If you are experiencing problems downloading PDF or HTML fulltext, our helpdesk recommend clearing your browser cache and trying again. If you need help in clearing your cache, please click here . Still need help? Email email@example.com
The control of vitamin A deficiency is a realizable goal that needs to be addressed through a combination of interventions. Among these, fortification of commonly eaten foods and condiments has great potential to help realize this goal. Fortification offers a number of strategic advantages,
because it is cost effective, builds on existing food processing and delivery systems, and enhances sustainability. Proven vehicles for vitamin A fortification that are relevant for Africa include sugar, oils and fats, and cereal flours. Fortified foods cannot be expected to reach all deficient
populations. However, for the large and expanding populations of all socioeconomic classes that regularly purchase and consume commercially processed foods, fortification can make an enormous difference. For those who do not have easy access to commercially processed foods, fortification at

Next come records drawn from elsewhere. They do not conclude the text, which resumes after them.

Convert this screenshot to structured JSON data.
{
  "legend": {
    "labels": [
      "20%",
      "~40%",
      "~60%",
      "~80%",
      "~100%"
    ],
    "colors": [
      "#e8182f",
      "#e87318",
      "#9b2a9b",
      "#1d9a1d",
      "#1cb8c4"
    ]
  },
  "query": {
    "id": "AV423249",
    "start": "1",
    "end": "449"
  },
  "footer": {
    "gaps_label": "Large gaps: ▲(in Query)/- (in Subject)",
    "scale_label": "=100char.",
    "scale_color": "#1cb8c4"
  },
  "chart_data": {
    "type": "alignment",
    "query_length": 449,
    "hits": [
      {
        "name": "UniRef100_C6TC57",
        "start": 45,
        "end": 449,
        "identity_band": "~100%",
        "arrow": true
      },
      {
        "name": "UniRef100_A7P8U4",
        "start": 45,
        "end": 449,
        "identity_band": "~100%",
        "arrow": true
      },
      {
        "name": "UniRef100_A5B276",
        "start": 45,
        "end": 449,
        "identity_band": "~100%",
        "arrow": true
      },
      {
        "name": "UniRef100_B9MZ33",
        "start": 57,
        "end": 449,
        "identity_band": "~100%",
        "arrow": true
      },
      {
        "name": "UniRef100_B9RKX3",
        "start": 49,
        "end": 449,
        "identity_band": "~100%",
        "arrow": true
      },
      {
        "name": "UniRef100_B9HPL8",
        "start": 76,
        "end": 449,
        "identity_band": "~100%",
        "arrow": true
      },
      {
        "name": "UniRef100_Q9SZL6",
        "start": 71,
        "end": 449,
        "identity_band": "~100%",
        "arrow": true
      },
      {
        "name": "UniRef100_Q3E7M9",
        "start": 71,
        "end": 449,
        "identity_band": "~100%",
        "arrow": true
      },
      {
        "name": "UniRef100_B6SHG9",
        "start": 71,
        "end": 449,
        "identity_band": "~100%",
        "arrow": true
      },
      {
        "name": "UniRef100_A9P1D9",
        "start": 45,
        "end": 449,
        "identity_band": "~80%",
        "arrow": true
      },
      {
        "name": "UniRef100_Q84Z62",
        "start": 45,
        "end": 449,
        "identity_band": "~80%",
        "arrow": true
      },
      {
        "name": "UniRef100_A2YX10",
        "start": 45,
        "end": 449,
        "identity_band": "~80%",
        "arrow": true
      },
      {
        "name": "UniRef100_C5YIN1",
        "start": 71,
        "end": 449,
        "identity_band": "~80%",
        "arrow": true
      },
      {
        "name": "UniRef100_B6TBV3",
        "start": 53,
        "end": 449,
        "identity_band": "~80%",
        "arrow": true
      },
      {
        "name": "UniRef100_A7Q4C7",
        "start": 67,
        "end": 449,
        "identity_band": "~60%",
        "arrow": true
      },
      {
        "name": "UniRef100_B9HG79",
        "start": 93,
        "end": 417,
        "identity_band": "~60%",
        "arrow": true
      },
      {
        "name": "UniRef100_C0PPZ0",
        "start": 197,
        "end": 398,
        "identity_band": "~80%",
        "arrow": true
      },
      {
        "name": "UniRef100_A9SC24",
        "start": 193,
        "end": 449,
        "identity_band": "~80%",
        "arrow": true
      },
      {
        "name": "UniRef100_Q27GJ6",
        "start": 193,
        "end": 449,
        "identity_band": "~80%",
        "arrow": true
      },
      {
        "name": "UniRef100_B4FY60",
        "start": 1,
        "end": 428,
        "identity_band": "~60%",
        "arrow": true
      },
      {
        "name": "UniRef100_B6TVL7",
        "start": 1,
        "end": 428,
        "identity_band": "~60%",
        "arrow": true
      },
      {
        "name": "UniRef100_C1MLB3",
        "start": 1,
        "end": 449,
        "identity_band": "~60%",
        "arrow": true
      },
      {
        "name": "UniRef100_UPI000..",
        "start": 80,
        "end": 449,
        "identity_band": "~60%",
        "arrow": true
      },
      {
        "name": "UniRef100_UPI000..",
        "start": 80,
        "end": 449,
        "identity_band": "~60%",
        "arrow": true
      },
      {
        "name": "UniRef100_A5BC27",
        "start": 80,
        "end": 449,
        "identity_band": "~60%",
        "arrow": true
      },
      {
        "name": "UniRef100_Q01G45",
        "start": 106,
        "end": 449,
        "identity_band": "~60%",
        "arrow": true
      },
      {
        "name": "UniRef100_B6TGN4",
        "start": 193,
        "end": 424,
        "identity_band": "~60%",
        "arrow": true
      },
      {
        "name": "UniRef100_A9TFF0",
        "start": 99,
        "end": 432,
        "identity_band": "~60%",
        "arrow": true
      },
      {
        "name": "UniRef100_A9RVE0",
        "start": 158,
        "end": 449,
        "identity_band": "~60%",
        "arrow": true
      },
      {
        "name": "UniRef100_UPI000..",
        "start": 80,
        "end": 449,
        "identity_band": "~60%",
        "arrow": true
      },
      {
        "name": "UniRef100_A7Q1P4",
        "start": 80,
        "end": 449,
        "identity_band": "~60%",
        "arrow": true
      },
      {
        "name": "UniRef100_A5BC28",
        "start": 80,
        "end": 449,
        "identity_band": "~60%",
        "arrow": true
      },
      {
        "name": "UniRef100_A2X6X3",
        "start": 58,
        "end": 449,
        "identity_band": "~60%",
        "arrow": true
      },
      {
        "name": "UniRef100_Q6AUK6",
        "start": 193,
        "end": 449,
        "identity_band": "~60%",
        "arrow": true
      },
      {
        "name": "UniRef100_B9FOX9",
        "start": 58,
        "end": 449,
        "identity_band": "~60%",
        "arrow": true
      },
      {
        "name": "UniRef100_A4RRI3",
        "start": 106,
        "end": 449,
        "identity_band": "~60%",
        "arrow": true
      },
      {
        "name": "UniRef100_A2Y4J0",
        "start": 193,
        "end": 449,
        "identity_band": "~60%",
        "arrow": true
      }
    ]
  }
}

community-level mills and the use of encapsulated micronutrient sprinkles are promising technologies. Although most technologies described in this paper are ready for scale-up and large-scale application, there are a number of steps to be undertaken in order to ensure effective programs, including
appropriate advocacy and communication, collaboration among several sectors, food regulations and standards, and quality assurance and monitoring.
Established in 1978, the Food and Nutrition Bulletin (FNB) is a peer-reviewed journal published quarterly by the Nevin Scrimshaw International Nutrition Foundation. The focus of the journal is to highlight original scientific articles on nutrition research, policy analyses, and state-of-the-art summaries relating to multidisciplinary efforts to alleviate the problems of hunger and malnutrition in the developing world.
Food and Nutrition Bulletin's 2012 Impact Factor: 2.106